SUPPLIER NEWS — The FDA has approved a new treatment for Type 2 diabetes, the agency said. The FDA announced the approval of Tradjenta (linagliptin) made by Indianapolis-based Eli Lilly and German drug maker Boehringer Ingelheim.
Alza Corp. is attempting to block Impax Labs from developing a generic version of Alza’s attention deficit hyperactivity disorder treatment. Impax confirmed that Alza filed a patent infringement suit in the U.S. District Court for the District of Delaware against the generic drug maker in connection with Concerta (methylphenidate hydrochloride) extended-release tablets in the 18-mg, 27-mg and 36-mg strengths, which are designed to treat ADHD in children ages 6 years and older, adolescents and adults up to the age of 65 years.
A generic drug maker has launched its version of a pain medication made by Endo Pharmaceuticals. Mylan and its subsidiary Mylan Pharmaceuticals launched oxycodone and aspirin tablets USP in the 4.8355-mg/325-mg strength, based on an agreement with licensing partner Coastal Pharmaceuticals. The drug, designed to treat moderate to severe pain, is a generic version of Percodan.
The Food and Drug Administration has approved a drug made by Novartis as the first treatment for advanced pancreatic neuroendocrine tumors, Novartis said in May. Novartis announced the approval of Afinitor (everolimus), saying it marked the first approval of a drug for advanced pancreatic NET in nearly 30 years. The drug already is approved for treating cancers of the kidney and brain.

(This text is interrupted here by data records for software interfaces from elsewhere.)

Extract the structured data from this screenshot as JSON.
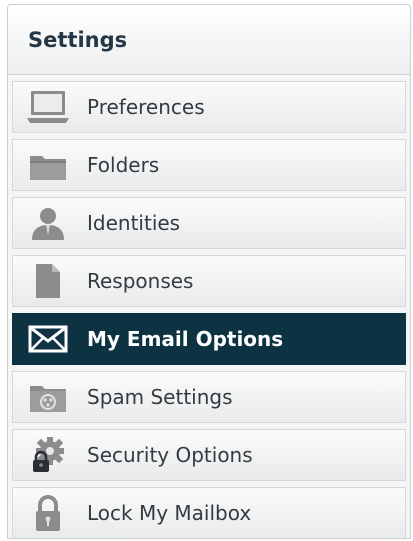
{
  "panel": {
    "title": "Settings"
  },
  "menu": {
    "items": [
      {
        "label": "Preferences",
        "icon": "laptop-icon",
        "active": false
      },
      {
        "label": "Folders",
        "icon": "folder-icon",
        "active": false
      },
      {
        "label": "Identities",
        "icon": "person-icon",
        "active": false
      },
      {
        "label": "Responses",
        "icon": "document-icon",
        "active": false
      },
      {
        "label": "My Email Options",
        "icon": "envelope-icon",
        "active": true
      },
      {
        "label": "Spam Settings",
        "icon": "spam-folder-icon",
        "active": false
      },
      {
        "label": "Security Options",
        "icon": "gear-lock-icon",
        "active": false
      },
      {
        "label": "Lock My Mailbox",
        "icon": "padlock-icon",
        "active": false
      }
    ]
  },
  "colors": {
    "active_background": "#0d3342",
    "icon_gray": "#8a8c8e",
    "title_text": "#233746"
  }
}
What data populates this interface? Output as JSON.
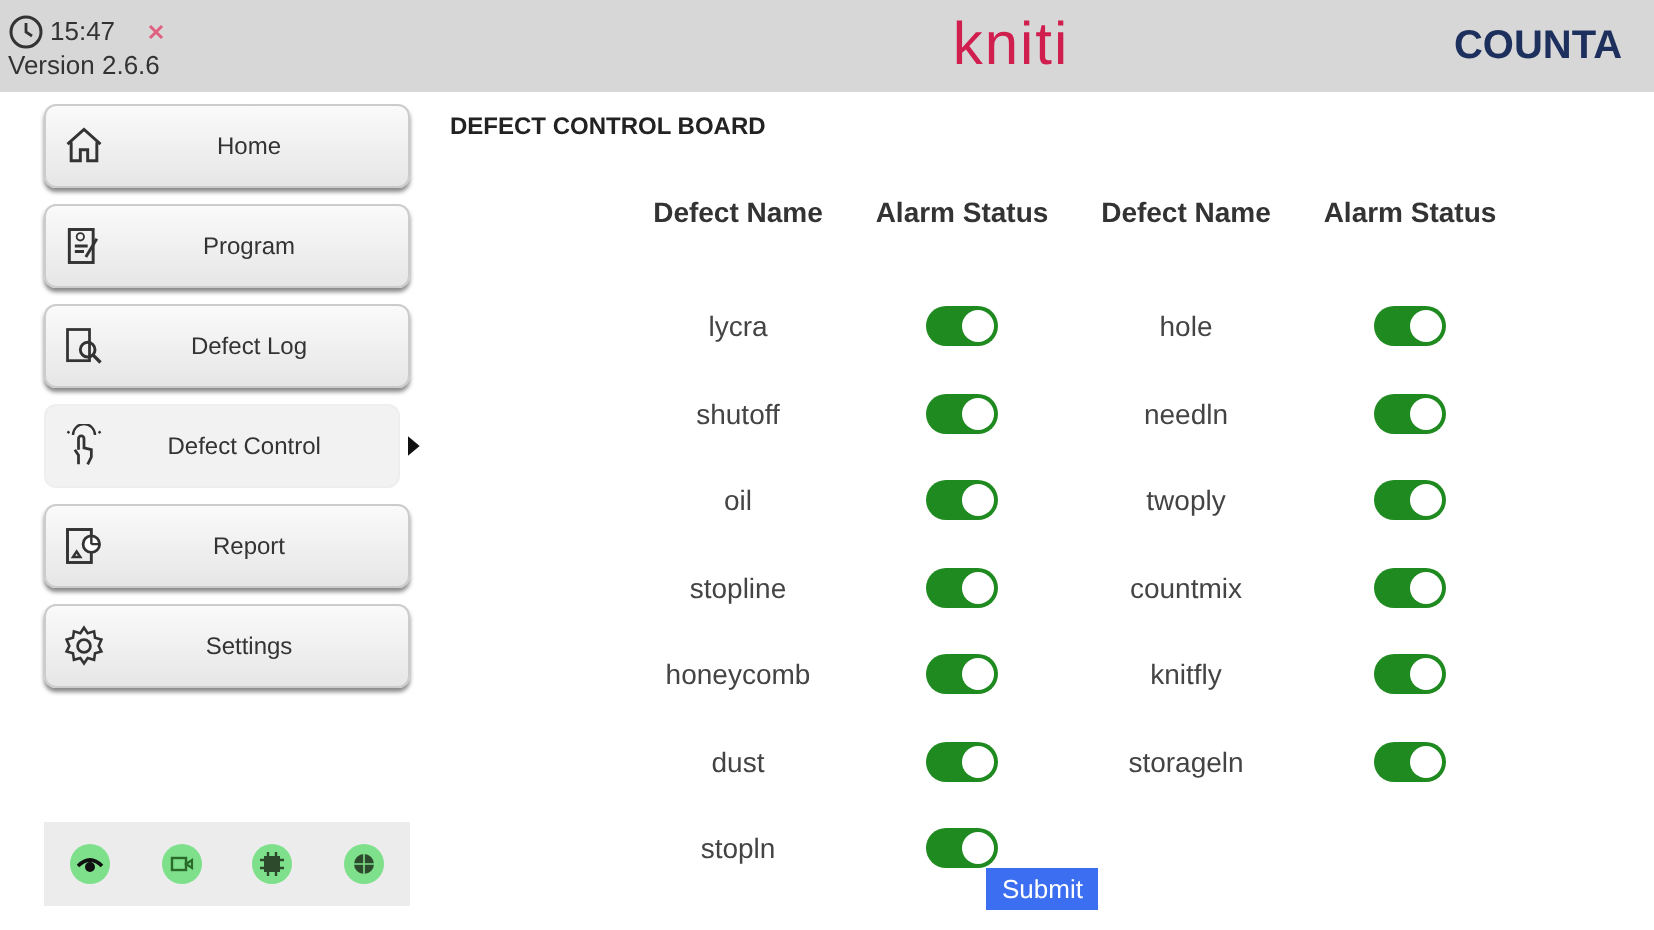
{
  "header": {
    "time": "15:47",
    "version": "Version 2.6.6",
    "logo": "kniti",
    "brand": "COUNTA"
  },
  "sidebar": {
    "items": [
      {
        "label": "Home",
        "selected": false
      },
      {
        "label": "Program",
        "selected": false
      },
      {
        "label": "Defect Log",
        "selected": false
      },
      {
        "label": "Defect Control",
        "selected": true
      },
      {
        "label": "Report",
        "selected": false
      },
      {
        "label": "Settings",
        "selected": false
      }
    ]
  },
  "board": {
    "title": "DEFECT CONTROL BOARD",
    "columns": [
      "Defect Name",
      "Alarm Status",
      "Defect Name",
      "Alarm Status"
    ],
    "rows": [
      [
        {
          "name": "lycra",
          "on": true
        },
        {
          "name": "hole",
          "on": true
        }
      ],
      [
        {
          "name": "shutoff",
          "on": true
        },
        {
          "name": "needln",
          "on": true
        }
      ],
      [
        {
          "name": "oil",
          "on": true
        },
        {
          "name": "twoply",
          "on": true
        }
      ],
      [
        {
          "name": "stopline",
          "on": true
        },
        {
          "name": "countmix",
          "on": true
        }
      ],
      [
        {
          "name": "honeycomb",
          "on": true
        },
        {
          "name": "knitfly",
          "on": true
        }
      ],
      [
        {
          "name": "dust",
          "on": true
        },
        {
          "name": "storageln",
          "on": true
        }
      ],
      [
        {
          "name": "stopln",
          "on": true
        }
      ]
    ],
    "submit": "Submit"
  }
}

Greenstone has introduced an authorized generic treatment for breast cancer, the generics subsidiary of Pfizer said. The company announced the launch of exemestane tablets, an authorized generic version of Pfizer’s Aromasin. Aromasin is used to treat early breast cancer in menopausal women who already have taken the drug tamoxifen for two to three years, as well as breast cancer in women whose disease has worsened while taking tamoxifen, which is widely available as a generic. Authorized generics are branded drugs sold under their generic names at a reduced price.